“There is nothing particularly advanced about hypePad and it lacks some basic functionality which goes almost a decade back.”hypePad is a good example of how fake hype gets generated (sometimes with help from unethical marketing firms [1, 2]). There is nothing particularly advanced about hypePad and it lacks some basic functionality which goes almost a decade back. But anyway, that’s not the purpose of hypePad, it’s not about functionality; it’s more of a fashion item, it’s also a status symbol. Its perceived value is what’s supposed to elevate the perceived value of its user (not owner, as it is not possible to truly own such restrictive gadgets).
Gawker has just published some recent examples where Apple is suspected of manipulating media coverage:
For a man who assiduously avoids the news media, Steve Jobs is incredibly skilled at exploiting his leverage with the press. So skilled, it’s alleged, he turned a top newspaper into a key tool of Apple’s public relations.

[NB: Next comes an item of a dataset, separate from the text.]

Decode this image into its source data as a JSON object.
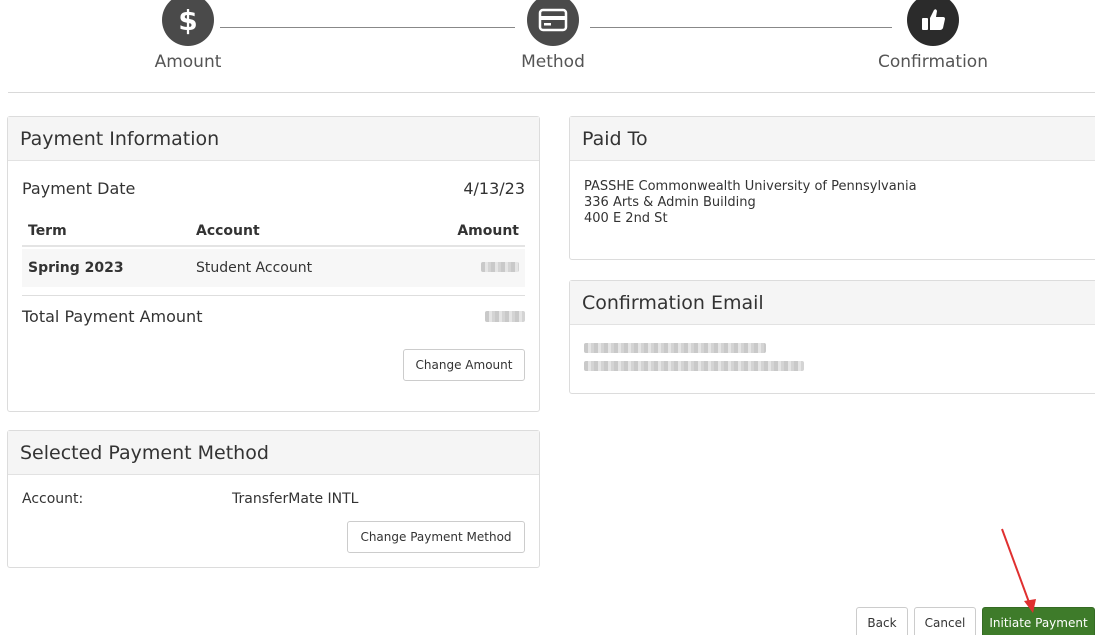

TechCrunch’s MG Siegler this morning published a fascinating compilation of stories that Apple may have planted in the Wall Street Journal to distract people from bad Apple news or, in one case, to bolster the company’s buzz and profits. Former Apple marketing manager John Martellaro has written about how and why the company conducts “controlled leaks” to news outlets like the Journal, and there’s reason to think the articles cited by Siegler fall into that category; each served a key role in helping Apple move beyond bad news or sharpen the impact of its good news.
Making the cheap iPad sound expensive, January 2010, WSJ: Citing analysts, who themselves cite anonymous sources, the Journal reports that the iPad might cost $1,000. This number makes the iPad look all the more incredible when it debuts at $500, which seems like a bargain in comparison to the earlier figure. Siegler suspects Apple leaked the $1,000 figure, presumably either to the analysts or by indicating the Journal that it would safe to cite that number.
Fair enough; the idea that Apple fed these stories to the WSJ is speculative and backed by circumstantial evidence. Siegler, unlike Swisher, was never part of the traditional journalism establishment; the writer rose up out of the ranks of indy bloggers, algorithimically boosted by Techmeme, plucked out of obscurity by VentureBeat, then artfully poached by TechCrunch. He speaks, in many instances, for the paranoid rank-and-file engineer who knows nothing about how the sausage of journalism is made, but is deeply suspicious of it, and sees conspiracies everywhere.
And who is to say said engineers are wrong, or even misguided? You don’t get too far into the God’s honest truth with an operation as tight-lipped as Apple without a little conjecture and dot-connecting.
Some of the above is too obvious and here is news about Apple rejecting the sharing of files (be it legal or not):
Just a few days ago we broke the news that the first BitTorrent app had been allowed into Apple’s App Store. The developer managed to get it approved despite Apple’s hatred towards BitTorrent. Unfortunately, the fun was soon over as Apple has already kicked the App from the store. The developer is not giving up that easily and hopes to convince Apple they’re wrong.
Given Apple's proximity to the entertainment giants (with financial investments too, via staff), this is not surprising and it’s also why it’s dangerous to let Apple gain power. Apple managers were never too sympathetic towards sharing, let alone software freedom. To them, “freedom” means censorship (as in “freedom from porn” as Steve Jobs put it) and "open source" means code/developers that can be exploited. Contrary to common belief, Apple also abuses (some of) its staff.
Do not allow Apple to manage perception more than it already does. It’s not Disneyland. █